Feb 24, 2012

Government Preschool Tyranny – “You Ain’t Seen Nothing Yet!”

Karen R. Effrem, MD – President


The appalling report of government agents demanding inspection of preschoolers’ lunch, judging the home packed lunch not adequately nutritious, seizing the contents, and then billing the family for the government imposed mystery meat nuggets has rightly stirred a storm of controversy. American citizens living in what they thought was the “land of the free and the home of the brave” might be tempted to think that this is just an isolated incident and wouldn’t apply to them or that it only deals with lunch. However, after review of the tyrannical requirements and goals of multiple other government programs for young children, the idea from the classic Bachman Turner Overdrive tune “You Ain’t Seen Nothing Yet” is far more apropos.

Education Liberty Watch has been warning of the dangers to freedom, parental autonomy, academics, and health of programs like quality rating systems (QRIS), Head Start, home visiting, mental health screening, and the preschool Race to the Top (RTT-ELC) for a long time. However, we will focus on Race to the Top because it is the most current and the most comprehensive example of the efforts to consolidate government control over young children in so many interconnected and overarching ways.

The preschool situation is analogous to what is going on in health care. Unfortunately though, instead of fighting against the federalization of preschool the way they have against the federalization of health care, many Republicans have been deceived by big business and liberal foundations that government preschool will somehow close achievement gaps and be the next silver bullet in education. This is despite the facts that there is no evidence of long-term academic gain for children involved in preschool (in fact there is actual evidence of academic harm), and the very people who have presided over the destruction of K-12 public education in this nation – the federal government and unions – want to now control preschool education as well.
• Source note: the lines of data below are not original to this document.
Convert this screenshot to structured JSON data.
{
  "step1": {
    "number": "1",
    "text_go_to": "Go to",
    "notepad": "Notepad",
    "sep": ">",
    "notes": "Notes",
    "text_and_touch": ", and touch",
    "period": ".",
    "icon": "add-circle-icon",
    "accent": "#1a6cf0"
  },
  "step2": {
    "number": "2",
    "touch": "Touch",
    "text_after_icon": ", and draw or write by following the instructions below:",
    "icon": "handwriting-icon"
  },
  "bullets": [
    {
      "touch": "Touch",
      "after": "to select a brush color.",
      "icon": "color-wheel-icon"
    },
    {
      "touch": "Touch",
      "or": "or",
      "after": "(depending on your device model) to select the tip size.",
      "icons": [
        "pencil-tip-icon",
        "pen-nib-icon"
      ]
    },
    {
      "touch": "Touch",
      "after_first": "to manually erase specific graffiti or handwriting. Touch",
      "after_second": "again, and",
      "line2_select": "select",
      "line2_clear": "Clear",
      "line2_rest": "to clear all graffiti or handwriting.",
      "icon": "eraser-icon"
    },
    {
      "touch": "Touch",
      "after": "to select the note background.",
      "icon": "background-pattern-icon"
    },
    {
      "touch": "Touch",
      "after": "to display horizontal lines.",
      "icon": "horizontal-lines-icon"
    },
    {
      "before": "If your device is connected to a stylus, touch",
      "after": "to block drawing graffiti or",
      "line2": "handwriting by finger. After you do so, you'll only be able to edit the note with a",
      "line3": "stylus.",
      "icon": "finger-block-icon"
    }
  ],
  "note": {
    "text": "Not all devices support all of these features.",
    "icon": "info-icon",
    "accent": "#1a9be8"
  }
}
The following excerpts are from a summary of the big government nanny-state plans from all of the applicants for the Race to the Top Early Learning Challenge at a recent forum held in Washington, DC and put on by the Early Learning Challenge Collaborative. For the sake of time and space, here are some highlights of the most chillingly freedom robbing initiatives from the nine winners of the $550 million boondoggle (Only winning applications will be discussed for time and space reasons.  Text in bold italic font is added emphasis) :

1) More Lunch Box Monitoring – Delaware in its application highlighted plans to expand its health and nutrition guidelines and “will include an online version of a toolkit that includes a self-assessment, nutrition rules, tools to plan healthy eating, feeding guidelines, family engagement guidance, and physical activity guidelines.” It sounds as though we will soon be hearing similar stories out of Delaware as we did out of North Carolina. Continue reading »